When we found out who our new minister was to be, I found his wife online through her blog. She found my photo blog and we had lunch shortly after they got to town. A warm and truly engaging person, I fell in love with Mollie and her family through her. Brian's very personal approach to us as members of the church (which isn't easy to do with a congregation of our size) made me thankful that our church had been brought this new pastor.

Now, our church is about to embark on an even bigger expansion than the one laid out in the blueprints that got mothballed a year ago. We recently found out that a loan has been approved for us to purchase a retail center that abuts the church parking lot. Perfectly located for us to grow without "moving", the largest space in the center is a empty grocery store. We will begin renovations there. I have walked inside this empty store and the amount of room is astonishing! I can't wait to see what we will do with this opportunity.

I am also anxious to see and hear what God will call us to do with this opportunity. In reading books like The Jesus of Suburbia, and Fresh Wind, Fresh Fire, I have been made keenly aware of how easy it is for today's churches to focus inward on their own members and those members' desires and biases. What I hope to see is vibrant outreach in our community, where we can have true impact on those all around us that are not believers, that are not churched, that are in need.

What will God do with our church? What part will my family and I have in this growth? I guess we all just need to pray and listen! I find this so difficult to do, so please join me!

Friday, March 05, 2010

My D.J.

This morning as I drove into work, I put my iPod on and got a few nice songs strung together by some divine D.J.:

Hallelujah-Leonard Cohen
Peace on Earth-Todd Agnew
Breath of Heaven (Mary's Song)-Jessica Simpson

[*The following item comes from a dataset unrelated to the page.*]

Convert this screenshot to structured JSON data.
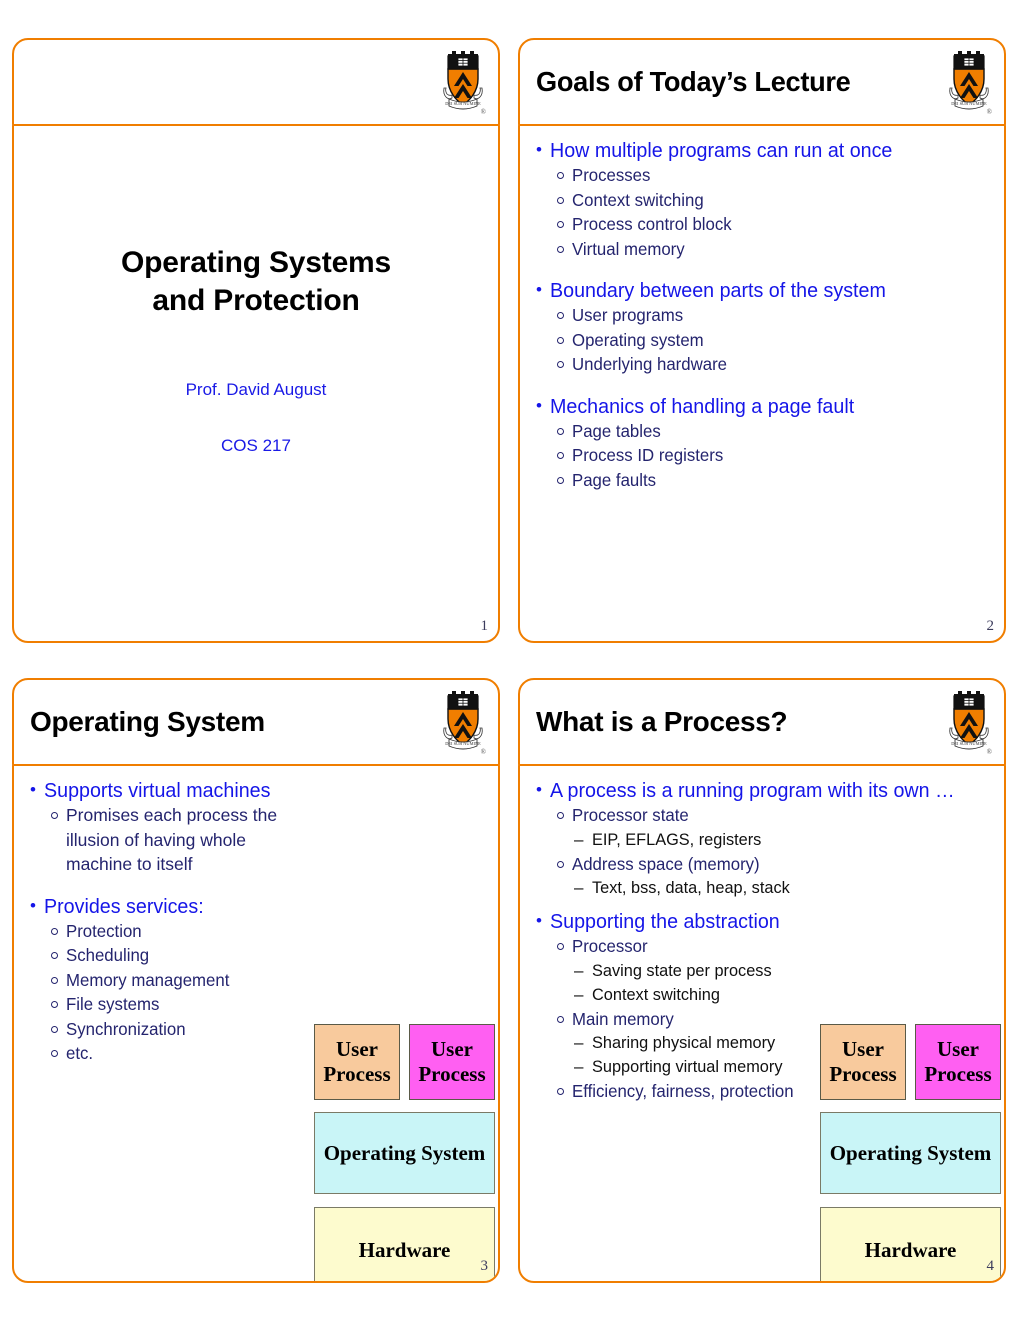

I thought it was just what I needed this morning and found it amazing that the iPod, on shuffle, strung these together without a single one of the many pop and hip hop songs intermingled.

The song that speaks to me today is the David Crowder song:
When darkness falls on us
We will not fear
We will remember
When all seems lost
When we're thrown and we're tossed
We'll remember the cost
We're resting in the shadow of the cross.

When we are in the shadows of dark days, we are always in the shadow of His cross: protected, loved, and saved by His amazing grace.

Tuesday, March 02, 2010

Case in point

I finished Cure for the Common Life and started a new book during my lunch time getaways. Before I tell you about the new book, let me just say that having cleansed my palatte of the last book for about a week, I'm going to return to what I originally said about Christian "self-help" books like that one.

Not my cup of tea.

Here's the problem: for the duration of the time that I was reading that book, I was focused on ME, not God. I need to turn my gaze up, not in, folks. You can see from my blog posts during the time that I was reading the book that I wasn't thinking about anything but me. (And, I deleted one post about 10 hours after putting it up...even in the heat of it, I knew that one was too self-indulgent!)

Moving on...

I'm now reading Fresh Wind, Fresh Fire by Jim Cymbala. Cymbala is the pastor of the Brooklyn Tabernacle, which I was familar because of its amazing choir (which is led by his wife). I'll write more on this book later, but I wanted to go ahead and share what it was that I was reading.

And, while on that subject, I'll also mention that I'm reading Bread and Wine each night. This is a Lenten/Easter devotional book just like the one I read at my pastor's suggestion during Advent (Watch for the Light).